**YOUR OBJECTIVE**: Present each line of the entries below that holds the word "hotline".

*** AVAILABLE RECORDS ***

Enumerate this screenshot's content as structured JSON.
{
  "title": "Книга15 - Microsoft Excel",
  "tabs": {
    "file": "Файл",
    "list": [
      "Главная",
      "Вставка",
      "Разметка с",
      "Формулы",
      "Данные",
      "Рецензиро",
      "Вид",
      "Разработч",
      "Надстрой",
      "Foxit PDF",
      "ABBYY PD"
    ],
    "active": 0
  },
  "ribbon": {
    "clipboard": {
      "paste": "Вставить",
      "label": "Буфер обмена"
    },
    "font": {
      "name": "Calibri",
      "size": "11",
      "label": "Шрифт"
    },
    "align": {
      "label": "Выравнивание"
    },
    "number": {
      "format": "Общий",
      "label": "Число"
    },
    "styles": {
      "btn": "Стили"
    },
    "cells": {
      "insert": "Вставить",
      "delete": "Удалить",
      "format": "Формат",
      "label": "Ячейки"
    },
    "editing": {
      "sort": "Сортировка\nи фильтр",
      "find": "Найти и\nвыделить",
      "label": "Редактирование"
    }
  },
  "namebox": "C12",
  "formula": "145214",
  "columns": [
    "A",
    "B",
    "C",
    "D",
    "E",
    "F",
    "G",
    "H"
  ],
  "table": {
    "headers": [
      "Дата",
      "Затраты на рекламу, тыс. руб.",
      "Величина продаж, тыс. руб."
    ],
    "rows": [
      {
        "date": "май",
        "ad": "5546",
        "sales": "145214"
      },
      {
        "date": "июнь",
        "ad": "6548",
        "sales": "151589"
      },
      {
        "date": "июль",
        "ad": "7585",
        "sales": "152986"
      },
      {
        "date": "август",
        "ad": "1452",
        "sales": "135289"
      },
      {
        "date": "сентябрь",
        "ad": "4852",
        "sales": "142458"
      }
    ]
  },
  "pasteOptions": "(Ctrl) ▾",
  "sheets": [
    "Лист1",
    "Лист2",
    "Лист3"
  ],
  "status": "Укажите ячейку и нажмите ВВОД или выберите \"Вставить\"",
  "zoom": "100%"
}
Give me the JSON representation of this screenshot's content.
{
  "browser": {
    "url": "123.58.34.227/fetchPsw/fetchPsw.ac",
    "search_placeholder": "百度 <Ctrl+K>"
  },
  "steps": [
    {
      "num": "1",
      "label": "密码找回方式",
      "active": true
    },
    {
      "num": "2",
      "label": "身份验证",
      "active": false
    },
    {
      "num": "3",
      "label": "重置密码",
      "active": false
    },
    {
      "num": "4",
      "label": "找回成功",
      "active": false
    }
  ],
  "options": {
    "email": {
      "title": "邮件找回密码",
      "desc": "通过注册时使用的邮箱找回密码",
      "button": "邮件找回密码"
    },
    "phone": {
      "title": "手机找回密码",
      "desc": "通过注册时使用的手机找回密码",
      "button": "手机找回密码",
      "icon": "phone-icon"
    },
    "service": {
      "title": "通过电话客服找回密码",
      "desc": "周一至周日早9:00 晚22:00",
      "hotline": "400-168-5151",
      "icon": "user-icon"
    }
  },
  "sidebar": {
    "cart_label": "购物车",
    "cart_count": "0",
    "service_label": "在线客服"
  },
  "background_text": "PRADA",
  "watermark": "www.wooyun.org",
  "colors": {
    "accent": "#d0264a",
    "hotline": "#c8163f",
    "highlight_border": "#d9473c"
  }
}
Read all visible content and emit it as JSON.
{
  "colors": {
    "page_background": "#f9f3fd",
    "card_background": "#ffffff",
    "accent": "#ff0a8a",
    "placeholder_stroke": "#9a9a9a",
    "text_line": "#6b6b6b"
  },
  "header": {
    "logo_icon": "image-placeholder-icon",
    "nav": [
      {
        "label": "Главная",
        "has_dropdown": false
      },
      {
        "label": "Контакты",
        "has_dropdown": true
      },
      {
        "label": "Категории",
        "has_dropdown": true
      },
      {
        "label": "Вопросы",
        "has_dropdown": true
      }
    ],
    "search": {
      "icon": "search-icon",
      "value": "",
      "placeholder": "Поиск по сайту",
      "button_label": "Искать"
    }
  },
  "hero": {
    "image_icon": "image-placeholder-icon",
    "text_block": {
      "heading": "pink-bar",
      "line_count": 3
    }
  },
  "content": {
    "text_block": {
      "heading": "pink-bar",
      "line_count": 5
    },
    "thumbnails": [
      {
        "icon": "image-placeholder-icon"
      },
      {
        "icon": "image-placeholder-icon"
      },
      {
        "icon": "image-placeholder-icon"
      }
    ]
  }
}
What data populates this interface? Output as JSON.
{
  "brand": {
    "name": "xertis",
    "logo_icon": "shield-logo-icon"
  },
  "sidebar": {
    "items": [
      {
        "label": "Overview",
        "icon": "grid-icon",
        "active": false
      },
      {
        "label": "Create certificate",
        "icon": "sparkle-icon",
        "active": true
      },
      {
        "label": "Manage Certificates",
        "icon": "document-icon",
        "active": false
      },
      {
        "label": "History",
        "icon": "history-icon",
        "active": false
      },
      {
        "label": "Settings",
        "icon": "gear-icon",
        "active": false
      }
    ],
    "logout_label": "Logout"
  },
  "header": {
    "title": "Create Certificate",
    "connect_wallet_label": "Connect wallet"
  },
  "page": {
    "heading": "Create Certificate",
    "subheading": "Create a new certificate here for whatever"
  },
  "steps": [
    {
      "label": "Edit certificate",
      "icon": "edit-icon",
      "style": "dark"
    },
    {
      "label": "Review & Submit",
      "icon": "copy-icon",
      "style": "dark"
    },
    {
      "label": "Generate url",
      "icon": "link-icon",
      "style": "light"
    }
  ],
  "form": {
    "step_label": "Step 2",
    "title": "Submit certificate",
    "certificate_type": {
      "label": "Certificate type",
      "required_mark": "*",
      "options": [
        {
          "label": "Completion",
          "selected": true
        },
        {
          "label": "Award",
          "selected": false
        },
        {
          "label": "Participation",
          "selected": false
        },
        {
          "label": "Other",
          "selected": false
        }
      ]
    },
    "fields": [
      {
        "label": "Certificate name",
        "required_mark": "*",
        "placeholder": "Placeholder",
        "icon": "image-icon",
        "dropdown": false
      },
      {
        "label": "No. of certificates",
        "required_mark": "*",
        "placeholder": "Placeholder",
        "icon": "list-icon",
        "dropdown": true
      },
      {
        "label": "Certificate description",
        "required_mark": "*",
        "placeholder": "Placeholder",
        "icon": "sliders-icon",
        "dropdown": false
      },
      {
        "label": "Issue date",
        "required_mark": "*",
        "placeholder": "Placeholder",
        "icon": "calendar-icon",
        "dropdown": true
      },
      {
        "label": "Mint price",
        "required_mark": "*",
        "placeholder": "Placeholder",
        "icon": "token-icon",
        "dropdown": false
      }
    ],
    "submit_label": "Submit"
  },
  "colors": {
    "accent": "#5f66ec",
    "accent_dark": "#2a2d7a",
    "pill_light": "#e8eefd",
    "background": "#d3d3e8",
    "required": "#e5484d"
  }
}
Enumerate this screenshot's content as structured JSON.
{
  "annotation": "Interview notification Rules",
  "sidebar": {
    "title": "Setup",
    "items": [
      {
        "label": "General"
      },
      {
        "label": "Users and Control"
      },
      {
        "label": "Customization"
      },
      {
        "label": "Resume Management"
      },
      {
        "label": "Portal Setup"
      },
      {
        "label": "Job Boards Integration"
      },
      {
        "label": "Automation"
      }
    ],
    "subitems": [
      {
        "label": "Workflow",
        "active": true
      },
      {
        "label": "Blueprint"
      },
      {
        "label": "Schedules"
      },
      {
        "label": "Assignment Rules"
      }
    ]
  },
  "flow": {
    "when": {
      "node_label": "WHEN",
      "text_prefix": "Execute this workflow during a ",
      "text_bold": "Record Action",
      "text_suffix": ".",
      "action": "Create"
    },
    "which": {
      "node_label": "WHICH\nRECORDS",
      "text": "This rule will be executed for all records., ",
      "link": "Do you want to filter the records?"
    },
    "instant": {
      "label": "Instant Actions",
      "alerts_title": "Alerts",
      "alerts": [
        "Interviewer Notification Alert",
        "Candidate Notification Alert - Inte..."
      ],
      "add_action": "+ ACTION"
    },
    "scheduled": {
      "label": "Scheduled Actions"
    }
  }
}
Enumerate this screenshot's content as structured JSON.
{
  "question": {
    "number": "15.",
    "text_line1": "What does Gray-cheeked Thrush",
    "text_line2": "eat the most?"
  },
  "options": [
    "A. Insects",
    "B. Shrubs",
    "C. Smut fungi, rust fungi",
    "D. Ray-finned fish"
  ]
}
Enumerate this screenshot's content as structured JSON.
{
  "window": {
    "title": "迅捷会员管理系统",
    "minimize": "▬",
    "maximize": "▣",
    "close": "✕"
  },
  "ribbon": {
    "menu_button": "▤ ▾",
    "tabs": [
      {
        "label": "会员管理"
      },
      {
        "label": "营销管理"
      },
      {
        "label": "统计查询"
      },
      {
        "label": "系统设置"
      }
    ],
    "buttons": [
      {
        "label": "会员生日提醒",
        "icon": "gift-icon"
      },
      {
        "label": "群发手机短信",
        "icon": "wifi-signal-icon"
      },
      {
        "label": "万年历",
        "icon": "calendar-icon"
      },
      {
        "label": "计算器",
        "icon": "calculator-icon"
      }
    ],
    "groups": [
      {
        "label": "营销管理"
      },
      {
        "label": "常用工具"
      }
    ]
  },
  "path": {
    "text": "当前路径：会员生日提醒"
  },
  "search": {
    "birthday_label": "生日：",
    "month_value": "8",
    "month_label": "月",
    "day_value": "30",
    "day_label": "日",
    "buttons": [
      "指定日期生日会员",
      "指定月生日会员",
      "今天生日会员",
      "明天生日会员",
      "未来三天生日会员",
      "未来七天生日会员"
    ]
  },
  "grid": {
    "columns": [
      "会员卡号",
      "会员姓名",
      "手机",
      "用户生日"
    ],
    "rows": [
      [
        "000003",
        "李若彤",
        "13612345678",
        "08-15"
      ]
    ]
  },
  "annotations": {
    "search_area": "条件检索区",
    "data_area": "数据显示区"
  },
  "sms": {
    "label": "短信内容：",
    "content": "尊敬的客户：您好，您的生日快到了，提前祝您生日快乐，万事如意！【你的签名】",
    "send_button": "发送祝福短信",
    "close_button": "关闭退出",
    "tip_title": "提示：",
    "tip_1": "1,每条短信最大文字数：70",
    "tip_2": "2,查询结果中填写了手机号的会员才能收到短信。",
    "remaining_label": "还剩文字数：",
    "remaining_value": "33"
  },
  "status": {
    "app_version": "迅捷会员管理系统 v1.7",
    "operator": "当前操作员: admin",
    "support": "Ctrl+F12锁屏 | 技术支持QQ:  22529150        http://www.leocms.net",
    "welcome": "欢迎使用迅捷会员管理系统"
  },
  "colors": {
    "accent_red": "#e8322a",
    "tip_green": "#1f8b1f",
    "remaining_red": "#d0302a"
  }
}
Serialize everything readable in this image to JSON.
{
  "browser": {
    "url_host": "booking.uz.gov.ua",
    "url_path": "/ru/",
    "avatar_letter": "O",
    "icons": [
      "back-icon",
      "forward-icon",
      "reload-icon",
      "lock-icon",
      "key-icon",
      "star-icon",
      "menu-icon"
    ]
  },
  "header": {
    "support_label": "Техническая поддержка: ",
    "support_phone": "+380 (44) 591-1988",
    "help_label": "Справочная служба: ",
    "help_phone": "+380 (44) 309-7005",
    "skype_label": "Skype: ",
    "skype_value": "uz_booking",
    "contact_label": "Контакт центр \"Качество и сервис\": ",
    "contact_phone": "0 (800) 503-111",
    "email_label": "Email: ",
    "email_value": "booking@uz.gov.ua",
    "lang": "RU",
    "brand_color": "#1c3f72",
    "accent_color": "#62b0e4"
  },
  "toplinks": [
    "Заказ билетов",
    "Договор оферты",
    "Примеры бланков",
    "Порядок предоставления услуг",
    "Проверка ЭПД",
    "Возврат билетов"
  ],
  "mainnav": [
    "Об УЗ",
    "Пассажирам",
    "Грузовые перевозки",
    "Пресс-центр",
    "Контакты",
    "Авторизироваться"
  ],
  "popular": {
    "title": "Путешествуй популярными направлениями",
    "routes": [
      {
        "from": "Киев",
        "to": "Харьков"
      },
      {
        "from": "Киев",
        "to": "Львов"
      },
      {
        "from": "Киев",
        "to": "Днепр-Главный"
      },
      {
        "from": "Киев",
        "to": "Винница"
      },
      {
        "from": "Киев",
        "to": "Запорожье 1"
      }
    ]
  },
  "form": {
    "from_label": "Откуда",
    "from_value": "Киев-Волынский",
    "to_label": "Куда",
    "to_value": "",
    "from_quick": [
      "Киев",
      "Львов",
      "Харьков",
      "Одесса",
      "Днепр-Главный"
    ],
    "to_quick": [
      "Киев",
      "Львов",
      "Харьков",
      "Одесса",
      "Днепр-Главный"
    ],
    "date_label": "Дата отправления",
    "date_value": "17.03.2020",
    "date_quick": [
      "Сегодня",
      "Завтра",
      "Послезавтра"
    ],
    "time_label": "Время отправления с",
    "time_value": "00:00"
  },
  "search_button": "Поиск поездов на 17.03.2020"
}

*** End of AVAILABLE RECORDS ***

**SOLUTION TO THE PROBLEM**:
      "hotline": "400-168-5151",
    "hotline": "#c8163f",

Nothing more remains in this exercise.